Google ChartsThis is used to display charts and graphs on articles and the author center. (Privacy Policy)
Google AdSense Host APIThis service allows you to sign up for or associate a Google AdSense account with HubPages, so that you can earn money from ads on your articles. No data is shared unless you engage with this feature. (Privacy Policy)
Google YouTubeSome articles have YouTube videos embedded in them. (Privacy Policy)
VimeoSome articles have Vimeo videos embedded in them. (Privacy Policy)
PaypalThis is used for a registered author who enrolls in the HubPages Earnings program and requests to be paid via PayPal. No data is shared with Paypal unless you engage with this feature. (Privacy Policy)
Facebook LoginYou can use this to streamline signing up for, or signing in to your Hubpages account. No data is shared with Facebook unless you engage with this feature. (Privacy Policy)
MavenThis supports the Maven widget and search functionality. (Privacy Policy)
Google AdSenseThis is an ad network. (Privacy Policy)
Google DoubleClickGoogle provides ad serving technology and runs an ad network. (Privacy Policy)
Index ExchangeThis is an ad network. (Privacy Policy)
SovrnThis is an ad network. (Privacy Policy)
Facebook AdsThis is an ad network. (Privacy Policy)
Amazon Unified Ad MarketplaceThis is an ad network. (Privacy Policy)
AppNexusThis is an ad network. (Privacy Policy)

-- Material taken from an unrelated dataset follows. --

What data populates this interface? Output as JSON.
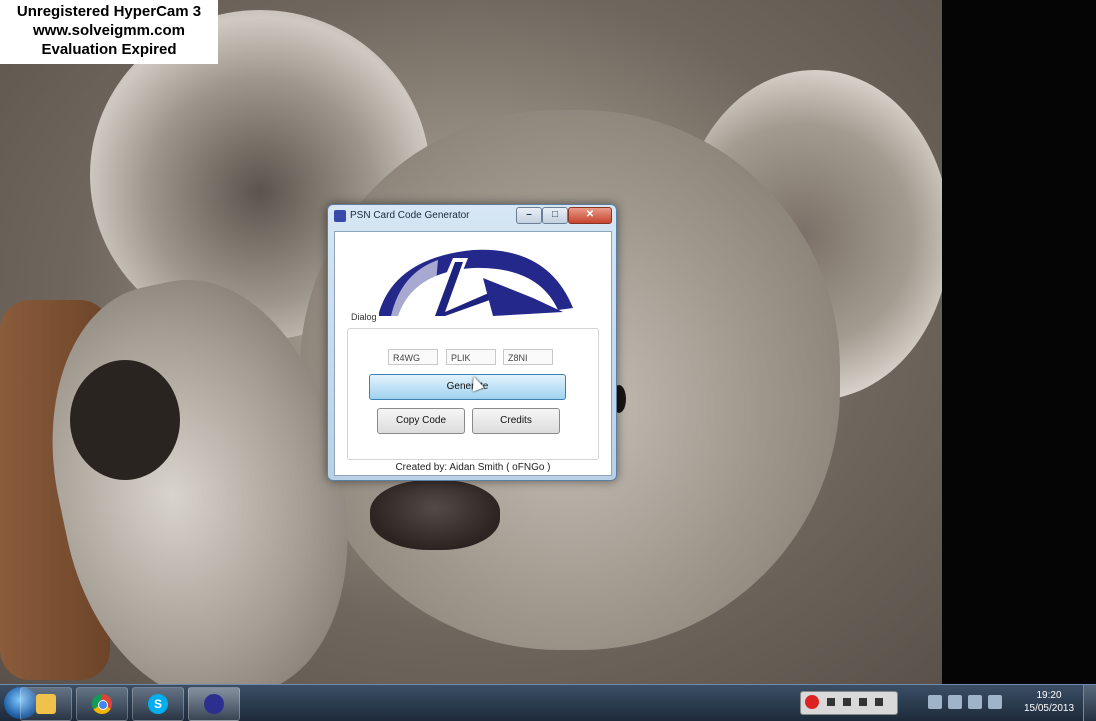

OpenxThis is an ad network. (Privacy Policy)
Rubicon ProjectThis is an ad network. (Privacy Policy)
TripleLiftThis is an ad network. (Privacy Policy)
Say MediaWe partner with Say Media to deliver ad campaigns on our sites. (Privacy Policy)
Remarketing PixelsWe may use remarketing pixels from advertising networks such as Google AdWords, Bing Ads, and Facebook in order to advertise the HubPages Service to people that have visited our sites.
Conversion Tracking PixelsWe may use conversion tracking pixels from advertising networks such as Google AdWords, Bing Ads, and Facebook in order to identify when an advertisement has successfully resulted in the desired action, such as signing up for the HubPages Service or publishing an article on the HubPages Service.
Author Google AnalyticsThis is used to provide traffic data and reports to the authors of articles on the HubPages Service. (Privacy Policy)
ComscoreComScore is a media measurement and analytics company providing marketing data and analytics to enterprises, media and advertising agencies, and publishers. Non-consent will result in ComScore only processing obfuscated personal data. (Privacy Policy)
Amazon Tracking PixelSome articles display amazon products as part of the Amazon Affiliate program, this pixel provides traffic statistics for those products (Privacy Policy)